Avoid too much activity and don’t let your toddler get too excited before bed. A warm bath will calm her down and reduce the stress hormone cortisol in her system. Afterwards, a lullaby or a sleepy-time story will help you send her off to dreamland.
6. Create the Proper Sleep Environment
Set the stage and reduce distractions. Prepare a comfortable toddler bed with a cozy blanket. If your child is bothered by the darkness, using a night light is fine. Just make sure that her room is still dark enough so that her circadian rhythm is not disrupted.
7. Keep the Temperature Cool
The ideal sleeping temperature for babies and toddlers is between 65 and 70 degrees Fahrenheit (18 to 21 degrees Celsius). To prevent overheating, use breathable fabrics for your child’s sleepwear and beddings. You can check if she is too hot by touching the back of her neck or stomach while she sleeps. If her skin is hot or sweaty, you should remove a layer of clothing rather than raising the thermostat.
8. Watch Out for Sleep Disorders
If you have exhausted all the possible remedies, but your child still has trouble sleeping, has persistent nightmares, or snores, it is time to take her to a pediatrician or sleep consultant. A disorder like obstructive sleep apnea could be the problem. When left untreated, it could lead to more serious health consequences.
9. Be Consistent and Don’t Give Up
Bedtime can be a real test of your patience and endurance. The best thing you can do is ignore your toddler’s complaints and protests. Do not allow yourself to be drawn into a full-blown argument or anything that resembles a hostage negotiation. Resist the temptation to punish her; rewards are more effective and gratifying for you both. Just stick to your guns and you will see major improvements soon.
You Can Win the Bedtime Battle
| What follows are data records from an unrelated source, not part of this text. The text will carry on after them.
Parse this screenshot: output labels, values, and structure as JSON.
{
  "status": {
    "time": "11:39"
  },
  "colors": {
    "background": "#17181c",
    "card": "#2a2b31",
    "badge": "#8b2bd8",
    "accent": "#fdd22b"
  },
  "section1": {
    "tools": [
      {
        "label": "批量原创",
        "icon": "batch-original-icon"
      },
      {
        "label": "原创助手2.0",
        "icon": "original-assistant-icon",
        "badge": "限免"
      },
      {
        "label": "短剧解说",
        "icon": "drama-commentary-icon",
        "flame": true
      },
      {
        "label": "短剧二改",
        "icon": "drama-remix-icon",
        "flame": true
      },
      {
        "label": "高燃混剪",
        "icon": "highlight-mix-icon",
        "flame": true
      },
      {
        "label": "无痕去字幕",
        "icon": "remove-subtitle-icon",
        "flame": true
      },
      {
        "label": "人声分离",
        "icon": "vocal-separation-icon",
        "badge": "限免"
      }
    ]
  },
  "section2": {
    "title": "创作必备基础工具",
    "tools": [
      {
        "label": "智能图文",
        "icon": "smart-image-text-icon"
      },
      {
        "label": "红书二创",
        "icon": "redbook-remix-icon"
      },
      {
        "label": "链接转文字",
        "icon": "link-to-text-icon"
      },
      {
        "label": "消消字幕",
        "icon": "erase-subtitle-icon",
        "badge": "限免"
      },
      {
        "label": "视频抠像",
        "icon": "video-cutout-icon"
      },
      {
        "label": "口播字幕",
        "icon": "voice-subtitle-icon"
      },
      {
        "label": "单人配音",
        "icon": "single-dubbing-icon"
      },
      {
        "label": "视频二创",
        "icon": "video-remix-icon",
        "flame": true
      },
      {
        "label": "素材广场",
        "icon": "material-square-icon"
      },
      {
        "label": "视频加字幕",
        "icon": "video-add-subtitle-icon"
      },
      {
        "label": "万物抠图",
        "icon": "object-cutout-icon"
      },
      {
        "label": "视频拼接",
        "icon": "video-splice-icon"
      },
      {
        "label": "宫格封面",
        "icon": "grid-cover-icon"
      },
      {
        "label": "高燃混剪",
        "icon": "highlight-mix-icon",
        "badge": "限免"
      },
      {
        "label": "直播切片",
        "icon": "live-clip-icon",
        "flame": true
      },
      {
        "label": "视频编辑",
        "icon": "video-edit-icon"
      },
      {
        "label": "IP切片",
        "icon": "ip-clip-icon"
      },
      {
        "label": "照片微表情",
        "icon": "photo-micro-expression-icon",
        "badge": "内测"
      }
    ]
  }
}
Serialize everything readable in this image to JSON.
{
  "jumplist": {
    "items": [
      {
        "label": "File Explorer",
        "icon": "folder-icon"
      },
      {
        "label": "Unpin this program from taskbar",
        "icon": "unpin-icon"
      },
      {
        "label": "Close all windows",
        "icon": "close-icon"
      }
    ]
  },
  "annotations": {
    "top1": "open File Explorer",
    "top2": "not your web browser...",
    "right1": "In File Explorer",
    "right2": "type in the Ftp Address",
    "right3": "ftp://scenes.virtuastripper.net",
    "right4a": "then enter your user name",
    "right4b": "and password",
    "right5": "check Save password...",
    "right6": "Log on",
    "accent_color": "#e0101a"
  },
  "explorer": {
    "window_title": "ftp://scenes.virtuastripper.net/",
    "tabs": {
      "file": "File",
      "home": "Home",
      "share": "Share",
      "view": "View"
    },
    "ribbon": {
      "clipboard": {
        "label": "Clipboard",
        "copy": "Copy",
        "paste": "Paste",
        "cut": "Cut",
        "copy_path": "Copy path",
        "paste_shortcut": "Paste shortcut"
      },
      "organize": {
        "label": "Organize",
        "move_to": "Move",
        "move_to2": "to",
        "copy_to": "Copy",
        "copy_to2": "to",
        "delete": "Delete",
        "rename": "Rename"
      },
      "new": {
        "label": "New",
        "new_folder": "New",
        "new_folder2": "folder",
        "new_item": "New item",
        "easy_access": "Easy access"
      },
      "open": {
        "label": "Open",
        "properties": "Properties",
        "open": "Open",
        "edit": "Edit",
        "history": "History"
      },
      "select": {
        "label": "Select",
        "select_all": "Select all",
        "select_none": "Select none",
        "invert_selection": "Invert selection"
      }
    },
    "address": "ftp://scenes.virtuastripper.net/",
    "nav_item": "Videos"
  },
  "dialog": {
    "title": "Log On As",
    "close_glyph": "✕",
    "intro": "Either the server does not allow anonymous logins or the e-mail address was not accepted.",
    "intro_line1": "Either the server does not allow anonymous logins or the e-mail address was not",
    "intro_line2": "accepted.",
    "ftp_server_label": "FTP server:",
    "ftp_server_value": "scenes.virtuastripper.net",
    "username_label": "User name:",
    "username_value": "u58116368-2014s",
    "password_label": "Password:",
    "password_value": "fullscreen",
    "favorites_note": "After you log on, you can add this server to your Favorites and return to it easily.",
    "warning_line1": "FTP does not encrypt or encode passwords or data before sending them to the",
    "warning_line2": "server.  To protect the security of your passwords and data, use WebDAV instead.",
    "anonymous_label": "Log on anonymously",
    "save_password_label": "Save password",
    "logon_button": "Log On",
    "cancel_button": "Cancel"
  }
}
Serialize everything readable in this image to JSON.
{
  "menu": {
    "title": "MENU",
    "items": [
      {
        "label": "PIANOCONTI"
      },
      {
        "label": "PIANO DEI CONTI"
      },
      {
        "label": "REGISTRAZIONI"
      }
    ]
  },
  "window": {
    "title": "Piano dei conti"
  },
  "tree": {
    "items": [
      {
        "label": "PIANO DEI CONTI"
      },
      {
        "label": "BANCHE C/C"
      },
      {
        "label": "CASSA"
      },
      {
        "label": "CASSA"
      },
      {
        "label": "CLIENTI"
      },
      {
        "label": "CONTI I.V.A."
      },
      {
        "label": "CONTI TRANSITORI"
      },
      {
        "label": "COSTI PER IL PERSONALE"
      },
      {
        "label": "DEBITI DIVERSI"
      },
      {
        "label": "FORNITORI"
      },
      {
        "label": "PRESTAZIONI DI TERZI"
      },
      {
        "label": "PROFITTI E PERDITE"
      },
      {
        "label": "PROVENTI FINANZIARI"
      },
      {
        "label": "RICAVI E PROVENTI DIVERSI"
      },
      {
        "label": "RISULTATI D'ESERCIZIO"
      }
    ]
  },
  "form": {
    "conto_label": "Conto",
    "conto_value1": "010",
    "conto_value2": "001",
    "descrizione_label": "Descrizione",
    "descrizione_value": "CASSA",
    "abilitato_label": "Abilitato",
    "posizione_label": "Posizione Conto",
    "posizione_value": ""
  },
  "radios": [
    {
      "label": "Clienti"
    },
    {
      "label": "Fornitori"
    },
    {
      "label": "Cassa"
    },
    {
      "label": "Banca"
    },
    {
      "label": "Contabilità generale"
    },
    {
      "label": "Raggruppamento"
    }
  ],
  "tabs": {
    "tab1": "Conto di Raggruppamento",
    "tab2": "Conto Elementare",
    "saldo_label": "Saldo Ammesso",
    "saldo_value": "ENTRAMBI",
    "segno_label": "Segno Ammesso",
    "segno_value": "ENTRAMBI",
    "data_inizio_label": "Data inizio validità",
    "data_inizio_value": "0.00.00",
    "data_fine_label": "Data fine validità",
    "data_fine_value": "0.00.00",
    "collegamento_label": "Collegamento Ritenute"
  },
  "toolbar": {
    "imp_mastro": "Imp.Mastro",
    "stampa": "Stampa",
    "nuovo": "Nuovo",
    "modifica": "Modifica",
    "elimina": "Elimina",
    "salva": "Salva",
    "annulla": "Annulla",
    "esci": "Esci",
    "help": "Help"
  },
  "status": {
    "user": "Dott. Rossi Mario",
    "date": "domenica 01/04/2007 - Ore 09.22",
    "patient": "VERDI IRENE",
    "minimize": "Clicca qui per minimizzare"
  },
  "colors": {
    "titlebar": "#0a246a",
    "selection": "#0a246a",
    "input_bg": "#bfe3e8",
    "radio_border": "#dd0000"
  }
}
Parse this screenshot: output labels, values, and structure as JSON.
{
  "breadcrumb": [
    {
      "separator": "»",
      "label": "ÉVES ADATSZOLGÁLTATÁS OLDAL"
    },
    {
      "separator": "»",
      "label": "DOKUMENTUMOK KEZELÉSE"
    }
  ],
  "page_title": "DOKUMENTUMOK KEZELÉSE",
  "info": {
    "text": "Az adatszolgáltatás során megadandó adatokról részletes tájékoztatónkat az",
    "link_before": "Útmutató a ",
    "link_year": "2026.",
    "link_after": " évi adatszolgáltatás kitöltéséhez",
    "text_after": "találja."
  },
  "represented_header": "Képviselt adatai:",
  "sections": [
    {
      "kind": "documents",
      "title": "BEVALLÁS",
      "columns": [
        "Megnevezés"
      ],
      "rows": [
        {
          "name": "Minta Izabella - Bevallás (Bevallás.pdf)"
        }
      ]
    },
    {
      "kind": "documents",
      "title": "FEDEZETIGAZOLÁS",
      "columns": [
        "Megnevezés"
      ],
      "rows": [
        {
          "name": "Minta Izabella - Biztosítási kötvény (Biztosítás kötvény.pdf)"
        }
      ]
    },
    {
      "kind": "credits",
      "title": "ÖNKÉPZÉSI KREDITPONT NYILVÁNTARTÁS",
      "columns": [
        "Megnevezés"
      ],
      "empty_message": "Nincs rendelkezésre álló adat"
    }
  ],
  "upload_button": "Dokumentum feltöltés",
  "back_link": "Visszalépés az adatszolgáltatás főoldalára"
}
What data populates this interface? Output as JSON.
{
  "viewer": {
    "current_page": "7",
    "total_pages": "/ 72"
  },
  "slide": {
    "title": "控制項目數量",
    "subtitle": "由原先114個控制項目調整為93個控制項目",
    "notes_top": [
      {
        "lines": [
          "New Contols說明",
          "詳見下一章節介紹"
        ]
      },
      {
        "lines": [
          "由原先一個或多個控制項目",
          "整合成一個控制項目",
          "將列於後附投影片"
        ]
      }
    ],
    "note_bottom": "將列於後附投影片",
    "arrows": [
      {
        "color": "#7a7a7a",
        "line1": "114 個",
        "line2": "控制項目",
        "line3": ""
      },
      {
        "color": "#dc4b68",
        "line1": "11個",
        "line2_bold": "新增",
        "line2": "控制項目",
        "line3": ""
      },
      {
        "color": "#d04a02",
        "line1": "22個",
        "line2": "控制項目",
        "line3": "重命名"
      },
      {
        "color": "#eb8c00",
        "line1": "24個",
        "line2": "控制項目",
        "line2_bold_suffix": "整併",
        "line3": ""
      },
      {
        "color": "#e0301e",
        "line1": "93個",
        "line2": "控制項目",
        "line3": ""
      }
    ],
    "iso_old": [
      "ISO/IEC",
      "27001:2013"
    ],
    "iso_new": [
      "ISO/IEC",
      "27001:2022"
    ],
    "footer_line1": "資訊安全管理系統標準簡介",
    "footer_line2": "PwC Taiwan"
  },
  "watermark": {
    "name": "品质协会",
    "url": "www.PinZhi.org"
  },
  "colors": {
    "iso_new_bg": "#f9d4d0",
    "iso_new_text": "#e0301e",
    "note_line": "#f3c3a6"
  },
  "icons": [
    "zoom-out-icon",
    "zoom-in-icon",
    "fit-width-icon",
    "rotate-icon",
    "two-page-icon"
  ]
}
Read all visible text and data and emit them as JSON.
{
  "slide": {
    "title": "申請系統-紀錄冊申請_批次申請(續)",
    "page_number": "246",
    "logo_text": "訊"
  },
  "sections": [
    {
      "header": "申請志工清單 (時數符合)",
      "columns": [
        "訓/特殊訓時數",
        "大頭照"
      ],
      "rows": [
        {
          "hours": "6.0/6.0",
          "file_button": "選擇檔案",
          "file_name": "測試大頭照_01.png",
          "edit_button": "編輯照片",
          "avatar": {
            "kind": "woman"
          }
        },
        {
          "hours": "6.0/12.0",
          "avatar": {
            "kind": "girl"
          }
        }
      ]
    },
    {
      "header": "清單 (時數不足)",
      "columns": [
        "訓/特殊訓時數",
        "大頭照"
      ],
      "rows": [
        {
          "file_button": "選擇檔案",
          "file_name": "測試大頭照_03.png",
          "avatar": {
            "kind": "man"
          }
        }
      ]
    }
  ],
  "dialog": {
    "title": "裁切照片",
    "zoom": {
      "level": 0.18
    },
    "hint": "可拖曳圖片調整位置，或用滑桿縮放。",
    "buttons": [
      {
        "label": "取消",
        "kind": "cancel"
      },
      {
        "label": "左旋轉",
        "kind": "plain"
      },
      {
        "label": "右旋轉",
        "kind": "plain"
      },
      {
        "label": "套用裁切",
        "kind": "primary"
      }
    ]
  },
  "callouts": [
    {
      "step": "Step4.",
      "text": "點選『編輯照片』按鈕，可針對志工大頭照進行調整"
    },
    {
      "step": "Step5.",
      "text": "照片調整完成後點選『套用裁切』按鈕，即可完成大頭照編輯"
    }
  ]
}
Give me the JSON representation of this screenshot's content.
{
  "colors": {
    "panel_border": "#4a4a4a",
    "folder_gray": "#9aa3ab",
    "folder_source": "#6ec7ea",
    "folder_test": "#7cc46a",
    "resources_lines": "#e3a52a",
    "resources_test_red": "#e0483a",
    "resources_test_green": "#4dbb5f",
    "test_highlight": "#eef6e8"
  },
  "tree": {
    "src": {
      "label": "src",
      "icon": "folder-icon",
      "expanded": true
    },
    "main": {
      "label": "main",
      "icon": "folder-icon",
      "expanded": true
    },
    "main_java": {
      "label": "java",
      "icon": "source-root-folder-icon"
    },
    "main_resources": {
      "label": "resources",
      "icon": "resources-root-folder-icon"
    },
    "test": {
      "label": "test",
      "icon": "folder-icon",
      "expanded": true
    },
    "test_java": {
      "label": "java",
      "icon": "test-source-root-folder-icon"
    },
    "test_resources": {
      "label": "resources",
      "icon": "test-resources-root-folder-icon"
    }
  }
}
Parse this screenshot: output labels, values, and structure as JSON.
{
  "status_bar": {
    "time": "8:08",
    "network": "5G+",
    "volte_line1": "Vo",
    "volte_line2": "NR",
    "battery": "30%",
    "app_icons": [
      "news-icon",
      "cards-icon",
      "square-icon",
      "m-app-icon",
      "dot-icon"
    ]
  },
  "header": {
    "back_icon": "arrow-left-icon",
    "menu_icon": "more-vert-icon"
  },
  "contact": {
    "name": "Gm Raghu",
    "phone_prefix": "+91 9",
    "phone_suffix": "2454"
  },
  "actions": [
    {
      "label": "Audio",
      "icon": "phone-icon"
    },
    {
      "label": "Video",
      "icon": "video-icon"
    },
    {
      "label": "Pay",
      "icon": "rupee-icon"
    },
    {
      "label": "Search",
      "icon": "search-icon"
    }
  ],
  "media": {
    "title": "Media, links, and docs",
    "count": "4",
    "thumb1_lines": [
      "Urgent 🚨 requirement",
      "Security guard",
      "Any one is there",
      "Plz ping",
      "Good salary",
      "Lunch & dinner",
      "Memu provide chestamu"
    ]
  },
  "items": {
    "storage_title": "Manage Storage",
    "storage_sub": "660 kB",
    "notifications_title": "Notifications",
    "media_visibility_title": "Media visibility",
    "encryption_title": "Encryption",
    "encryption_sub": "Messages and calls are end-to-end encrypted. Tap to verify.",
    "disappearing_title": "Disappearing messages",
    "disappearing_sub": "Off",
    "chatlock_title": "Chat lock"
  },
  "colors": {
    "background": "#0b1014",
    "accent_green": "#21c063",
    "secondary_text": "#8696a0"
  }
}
Getting a toddler to go to bed is a common problem that many parents face. Some children will try delaying tactics, while others will fight you outright. Getting them to stay in bed throughout the night can also be difficult. Fortunately, there are some measures you can take, such as creating a calming bedtime routine and a sleep-inducing environment. Just remember that sleep is crucial for your child’s physical and mental development. All your efforts and patience will pay off in the end.